Etymology[edit]

From inculcātus, perfect passive participle of inculcō(impress upon, force upon), from in + calcō(tread upon, trample), from calx(heel).

Pronunciation[edit]

Verb[edit]

inculcate ‎(third-person singular simple present inculcates, present participle inculcating, simple past and past participle inculcated)

  1. (transitive) To teach by repeated instruction.
    • 1932, Aldous Huxley, Brave New World:
      Wordless conditioning ... cannot inculcate the more complex courses of behaviour.
  2. (transitive) To induce understanding or a particular sentiment in a person or persons.
    • 1943, C. S. Lewis, The Abolition of Man:
      The right defense against false sentiments is to inculcate just sentiments.

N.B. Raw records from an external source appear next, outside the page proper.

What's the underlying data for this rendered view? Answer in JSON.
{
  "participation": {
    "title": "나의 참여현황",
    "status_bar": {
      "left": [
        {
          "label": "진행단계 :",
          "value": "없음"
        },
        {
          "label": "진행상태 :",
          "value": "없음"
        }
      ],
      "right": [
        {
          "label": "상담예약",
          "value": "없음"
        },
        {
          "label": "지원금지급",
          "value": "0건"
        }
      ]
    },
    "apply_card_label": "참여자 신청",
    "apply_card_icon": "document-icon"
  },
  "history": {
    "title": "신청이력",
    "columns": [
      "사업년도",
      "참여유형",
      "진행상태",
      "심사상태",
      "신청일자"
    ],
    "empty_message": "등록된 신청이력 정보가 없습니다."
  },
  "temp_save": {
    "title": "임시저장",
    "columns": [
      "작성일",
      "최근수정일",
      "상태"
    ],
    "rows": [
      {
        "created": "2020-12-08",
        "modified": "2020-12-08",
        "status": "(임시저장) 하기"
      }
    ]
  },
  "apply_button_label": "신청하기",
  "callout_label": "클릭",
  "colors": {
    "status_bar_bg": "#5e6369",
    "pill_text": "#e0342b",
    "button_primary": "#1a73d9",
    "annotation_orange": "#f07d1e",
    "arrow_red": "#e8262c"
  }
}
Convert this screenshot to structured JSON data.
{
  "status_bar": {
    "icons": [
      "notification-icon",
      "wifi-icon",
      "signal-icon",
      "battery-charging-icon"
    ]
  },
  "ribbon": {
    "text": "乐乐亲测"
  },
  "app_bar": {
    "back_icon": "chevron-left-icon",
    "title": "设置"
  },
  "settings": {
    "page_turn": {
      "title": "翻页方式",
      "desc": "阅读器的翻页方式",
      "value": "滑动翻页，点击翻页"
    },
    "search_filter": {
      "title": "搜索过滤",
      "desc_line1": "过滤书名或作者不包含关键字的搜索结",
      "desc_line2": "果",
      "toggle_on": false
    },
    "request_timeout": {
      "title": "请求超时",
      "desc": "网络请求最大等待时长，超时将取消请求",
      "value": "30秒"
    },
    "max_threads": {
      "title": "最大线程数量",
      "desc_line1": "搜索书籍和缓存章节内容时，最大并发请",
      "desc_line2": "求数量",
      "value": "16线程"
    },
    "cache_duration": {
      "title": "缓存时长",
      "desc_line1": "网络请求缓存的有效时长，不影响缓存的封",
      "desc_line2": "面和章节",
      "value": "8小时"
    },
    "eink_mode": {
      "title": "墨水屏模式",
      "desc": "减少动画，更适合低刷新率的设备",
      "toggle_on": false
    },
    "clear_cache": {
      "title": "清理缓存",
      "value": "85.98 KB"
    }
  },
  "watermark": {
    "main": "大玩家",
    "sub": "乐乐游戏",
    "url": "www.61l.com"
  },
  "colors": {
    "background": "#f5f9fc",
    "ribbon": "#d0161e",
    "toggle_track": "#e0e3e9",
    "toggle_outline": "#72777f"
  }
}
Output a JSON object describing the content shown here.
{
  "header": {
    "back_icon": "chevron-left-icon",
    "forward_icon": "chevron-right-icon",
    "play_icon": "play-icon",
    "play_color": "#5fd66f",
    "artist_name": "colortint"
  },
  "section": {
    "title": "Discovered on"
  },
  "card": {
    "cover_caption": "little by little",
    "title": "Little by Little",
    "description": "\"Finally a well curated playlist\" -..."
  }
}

Translations[edit]


Italian[edit]

Verb[edit]

inculcate

  1. second-person plural present indicative of inculcare
  2. second-person plural imperative of inculcare
  3. feminine plural of inculcato

Latin[edit]

Participle[edit]

inculcāte

  1. vocative masculine singular of inculcātus